FIRST it was a row over the Union Jack flag that sparked a fall out among Belfast city fathers and weeks of street protests and public disorder.
Now a motion proposing the City Hall be lit up on the Queen’s birthday has been knocked back after the Alliance Pary abstained on the vote.
Belfast City Hall will be illuminated to mark special events including St Patrick’s Day and the Twelfth of July.
The city council agreed that six times a year, a special system will be used to show the building in a different – and colourful – light.
But on Monday evening DUP councillors put forward a motion for the lights to also shine on the Queen’s birthday and Remembrance Day.
The proposal failed after the Alliance Party abstained from voting.
Máire Hendron, the party’s leader in the council said she was “disappointed” at the controversy.
“I think it was a very silly ploy. The DUP are very concerned about the process being applied when it suits them,” said Cllr Hendron.
The Alliance leader on the council said hat because the motion had not gone through equality screening, her party could not vote for it.
“If it’s passed by equality screening and comes back to the council we will have no problem voting for the proposals,” she said.
Mrs Hendron also criticised the DUP for raising the motion, and said the public “have every reason to be disgusted”.
“They did not apply the process in this case and therefore we could not have agreed with it,” she added.
But DUP cllr Christopher Stalford described Maire Hendron’s refusal to back the motion as a “smokescreen to disguise the Alliance party’s anti-unionist position”.
“It’s likely that it will take at least six months for that to go through the council’s committee procedures again,” he said.
“I think it’s regrettable the Alliance party had an opportunity, after their disgraceful decision to remove the flag from city hall, to actually reach out to the unionist community
“The truth of the matter is that Maire Hendron and her colleagues have given the unionist community a massive two fingers.”

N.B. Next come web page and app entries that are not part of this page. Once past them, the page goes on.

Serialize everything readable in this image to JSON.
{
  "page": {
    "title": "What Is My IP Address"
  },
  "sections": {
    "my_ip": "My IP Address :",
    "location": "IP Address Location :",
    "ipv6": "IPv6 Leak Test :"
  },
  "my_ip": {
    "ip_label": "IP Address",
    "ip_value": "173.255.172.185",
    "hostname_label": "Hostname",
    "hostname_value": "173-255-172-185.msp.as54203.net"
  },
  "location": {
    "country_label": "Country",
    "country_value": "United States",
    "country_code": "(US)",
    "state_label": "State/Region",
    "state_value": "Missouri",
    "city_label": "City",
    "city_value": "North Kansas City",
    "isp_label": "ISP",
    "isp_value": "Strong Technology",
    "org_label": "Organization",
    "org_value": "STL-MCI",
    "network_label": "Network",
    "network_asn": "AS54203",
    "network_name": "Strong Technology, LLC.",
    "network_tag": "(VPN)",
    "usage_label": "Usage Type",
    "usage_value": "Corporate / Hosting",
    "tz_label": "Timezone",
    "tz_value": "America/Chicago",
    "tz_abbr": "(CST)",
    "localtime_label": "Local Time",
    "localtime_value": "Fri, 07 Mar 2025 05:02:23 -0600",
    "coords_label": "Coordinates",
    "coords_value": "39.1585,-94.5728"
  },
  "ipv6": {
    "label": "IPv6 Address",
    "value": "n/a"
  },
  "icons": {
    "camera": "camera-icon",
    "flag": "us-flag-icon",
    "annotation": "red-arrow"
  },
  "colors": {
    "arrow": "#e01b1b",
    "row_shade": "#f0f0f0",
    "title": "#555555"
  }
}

The illumination has been made possible by European funding, and it will bring Belfast into line with other cities which also employ the lighting system.
Sinn Féin leader on the council Jim McVeigh said it will be used to celebrate events in the city, and party politics should not have been brought into the decision.
“After 12 weeks of mayhem around the flag dispute, I think the last thing we need to do is light the city hall up green white and gold, or red white and blue,” he said.
“We are happy to see the city hall lit up orange on the Twelfth of July – that’s quite unusual for republicans – but we are also happy to see it being lit up on other festival occasions.
“It’s unfortunate that other people have tried to politicise this issue when it should be a fun opportunity to support the festivals we have in this city,” added Cllr McVeigh.